Vehicle Accidents -- The number of road responses has fluctuated greatly over our 60-year history due to changes in dispatch protocols, as well as the evolving role of field care providers.  The total of 139 is typical in the era of 911-Dispatch and auto-page protocols. 


Extrications -- This number is based on the call, not the person (we extricated 9 from one vehicle some years ago), and includes the use of hand, pneumatic, and hydraulic tools to facilitate the removal of patients trapped in vehicles or by other conditions (cave-in, industrial accidents, etc.)  Two extrications is below average—we historically perform 12-16, but lower numbers reflect an emerging trend as more rural fire departments obtain extrication tools. However, we’ve already exceeded last year’s total in 2019. 


ALZ Set-ups -- Includes only Aircraft Landing Zones where Rescue Squad personnel led the effort, served as Landing Zone Officer (LZO), or communicated LZ conditions and navigation information directly with the helicopter.  It does not include simply blocking traffic around the LZ, which is included in the “traffic control” outcome code in the spreadsheets.  The 2018 total of 8 LZ’s is on the low end of average.


Medical Calls -- The Rescue Squad is the primary dispatch agency for townships that do not have first responder networks, and we are the secondary dispatch agency for those that do.  Moreover, many of our medicals occur during first-aid standbys such as the Duluth Air Show or Grandma’s Marathon.  The 2018 total of 26 is on the low end of normal.


Miscellaneous Calls -- As the title implies, these can be anything; however, typical calls in this category include assisting fire suppression support (grass, forest, structure), motorist assists (engine trouble, flat tires), deputy assists, and anything that doesn’t readily fit into another category. 


Major Storm Response – The Rescue Squad mobilized once in 2018 for a major storm event to check on homes and cabins, clear trees and debris, direct traffic, and provide CP support. 


Call Volume – Total call volume for the year was 405, our third consecutive year above 400.  Our all-time record is 437, set in 2016.


Boat & Water Safety Statistics


Number of Volunteers


Other Training

(Certified Swiftwater Tech)


Radio Equipped Boats

100% B&W Safety Use


Non-Radio Equipped Boats

100% B&W Safety Use


Number of Other Vehicles

Trucks/ATVs, 60% B&W


Total Volunteer Reportable Hours


Percentage of B&W Hours on Water
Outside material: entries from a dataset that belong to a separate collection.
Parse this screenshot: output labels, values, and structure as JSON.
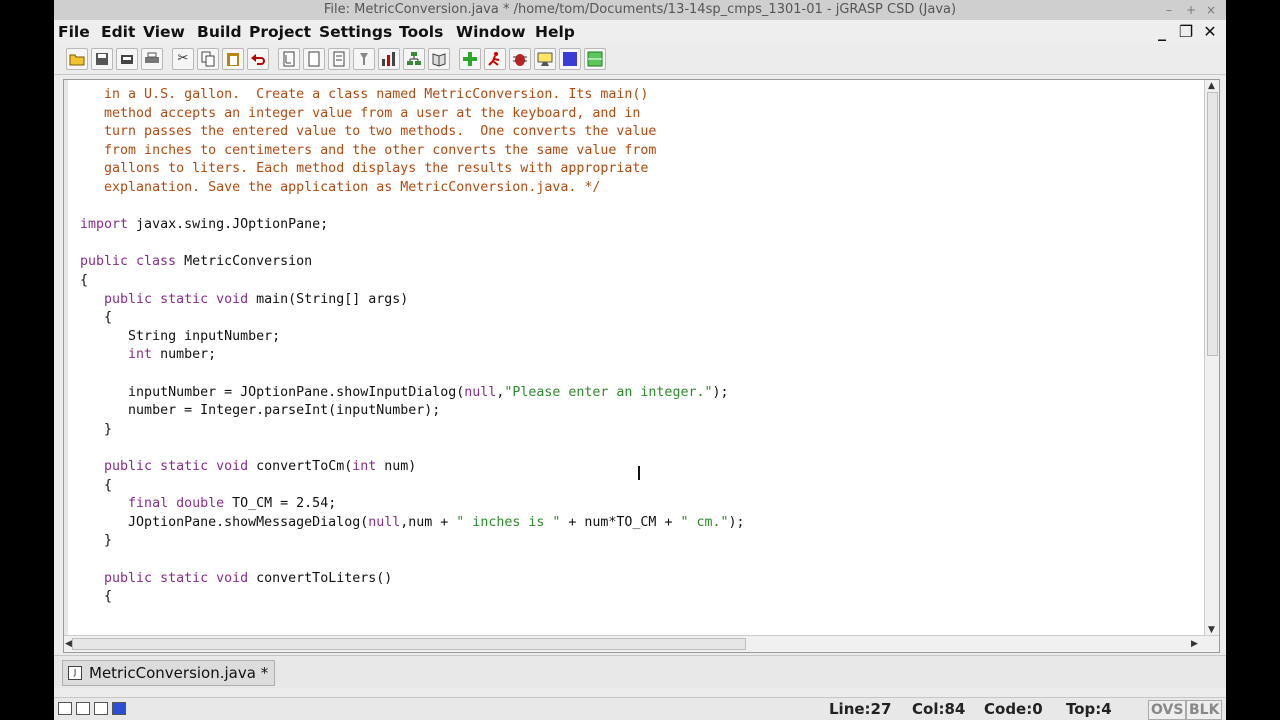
{
  "window": {
    "title": "File: MetricConversion.java *  /home/tom/Documents/13-14sp_cmps_1301-01 - jGRASP CSD (Java)",
    "controls": [
      "–",
      "+",
      "×"
    ]
  },
  "menubar": {
    "items": [
      "File",
      "Edit",
      "View",
      "Build",
      "Project",
      "Settings",
      "Tools",
      "Window",
      "Help"
    ],
    "mdi_controls": [
      "_",
      "❐",
      "✕"
    ]
  },
  "toolbar": {
    "icons": [
      "open-icon",
      "save-icon",
      "save-all-icon",
      "print-icon",
      "cut-icon",
      "copy-icon",
      "paste-icon",
      "undo-icon",
      "generate-csd-icon",
      "remove-csd-icon",
      "fold-icon",
      "unfold-icon",
      "uml-icon",
      "compile-icon",
      "browse-icon",
      "run-icon",
      "debug-icon",
      "bug-icon",
      "step-icon",
      "interactions-icon",
      "workbench-icon"
    ]
  },
  "editor": {
    "lines": [
      {
        "indent": "   ",
        "parts": [
          {
            "t": "in a U.S. gallon.  Create a class named MetricConversion. Its main()",
            "c": "cm"
          }
        ]
      },
      {
        "indent": "   ",
        "parts": [
          {
            "t": "method accepts an integer value from a user at the keyboard, and in",
            "c": "cm"
          }
        ]
      },
      {
        "indent": "   ",
        "parts": [
          {
            "t": "turn passes the entered value to two methods.  One converts the value",
            "c": "cm"
          }
        ]
      },
      {
        "indent": "   ",
        "parts": [
          {
            "t": "from inches to centimeters and the other converts the same value from",
            "c": "cm"
          }
        ]
      },
      {
        "indent": "   ",
        "parts": [
          {
            "t": "gallons to liters. Each method displays the results with appropriate",
            "c": "cm"
          }
        ]
      },
      {
        "indent": "   ",
        "parts": [
          {
            "t": "explanation. Save the application as MetricConversion.java. */",
            "c": "cm"
          }
        ]
      },
      {
        "indent": "",
        "parts": []
      },
      {
        "indent": "",
        "parts": [
          {
            "t": "import",
            "c": "kw"
          },
          {
            "t": " javax.swing.JOptionPane;",
            "c": ""
          }
        ]
      },
      {
        "indent": "",
        "parts": []
      },
      {
        "indent": "",
        "parts": [
          {
            "t": "public class",
            "c": "kw"
          },
          {
            "t": " MetricConversion",
            "c": ""
          }
        ]
      },
      {
        "indent": "",
        "parts": [
          {
            "t": "{",
            "c": ""
          }
        ]
      },
      {
        "indent": "   ",
        "parts": [
          {
            "t": "public static void",
            "c": "kw"
          },
          {
            "t": " main(String[] args)",
            "c": ""
          }
        ]
      },
      {
        "indent": "   ",
        "parts": [
          {
            "t": "{",
            "c": ""
          }
        ]
      },
      {
        "indent": "      ",
        "parts": [
          {
            "t": "String inputNumber;",
            "c": ""
          }
        ]
      },
      {
        "indent": "      ",
        "parts": [
          {
            "t": "int",
            "c": "kw"
          },
          {
            "t": " number;",
            "c": ""
          }
        ]
      },
      {
        "indent": "",
        "parts": []
      },
      {
        "indent": "      ",
        "parts": [
          {
            "t": "inputNumber = JOptionPane.showInputDialog(",
            "c": ""
          },
          {
            "t": "null",
            "c": "kw"
          },
          {
            "t": ",",
            "c": ""
          },
          {
            "t": "\"Please enter an integer.\"",
            "c": "st"
          },
          {
            "t": ");",
            "c": ""
          }
        ]
      },
      {
        "indent": "      ",
        "parts": [
          {
            "t": "number = Integer.parseInt(inputNumber);",
            "c": ""
          }
        ]
      },
      {
        "indent": "   ",
        "parts": [
          {
            "t": "}",
            "c": ""
          }
        ]
      },
      {
        "indent": "",
        "parts": []
      },
      {
        "indent": "   ",
        "parts": [
          {
            "t": "public static void",
            "c": "kw"
          },
          {
            "t": " convertToCm(",
            "c": ""
          },
          {
            "t": "int",
            "c": "kw"
          },
          {
            "t": " num)",
            "c": ""
          }
        ]
      },
      {
        "indent": "   ",
        "parts": [
          {
            "t": "{",
            "c": ""
          }
        ]
      },
      {
        "indent": "      ",
        "parts": [
          {
            "t": "final double",
            "c": "kw"
          },
          {
            "t": " TO_CM = 2.54;",
            "c": ""
          }
        ]
      },
      {
        "indent": "      ",
        "parts": [
          {
            "t": "JOptionPane.showMessageDialog(",
            "c": ""
          },
          {
            "t": "null",
            "c": "kw"
          },
          {
            "t": ",num + ",
            "c": ""
          },
          {
            "t": "\" inches is \"",
            "c": "st"
          },
          {
            "t": " + num*TO_CM + ",
            "c": ""
          },
          {
            "t": "\" cm.\"",
            "c": "st"
          },
          {
            "t": ");",
            "c": ""
          }
        ]
      },
      {
        "indent": "   ",
        "parts": [
          {
            "t": "}",
            "c": ""
          }
        ]
      },
      {
        "indent": "",
        "parts": []
      },
      {
        "indent": "   ",
        "parts": [
          {
            "t": "public static void",
            "c": "kw"
          },
          {
            "t": " convertToLiters()",
            "c": ""
          }
        ]
      },
      {
        "indent": "   ",
        "parts": [
          {
            "t": "{",
            "c": ""
          }
        ]
      }
    ]
  },
  "tabs": {
    "active_label": "MetricConversion.java *"
  },
  "statusbar": {
    "line": "Line:27",
    "col": "Col:84",
    "code": "Code:0",
    "top": "Top:4",
    "ovs": "OVS",
    "blk": "BLK"
  }
}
Hours Spent on SAR Operations


Number of SAR Operations


Number of Agencies Inspected


Number of Rental Boats Inspected


Number of Talks or Classes Given


Number of B&W Displays



Rescue Squad Office

All contacts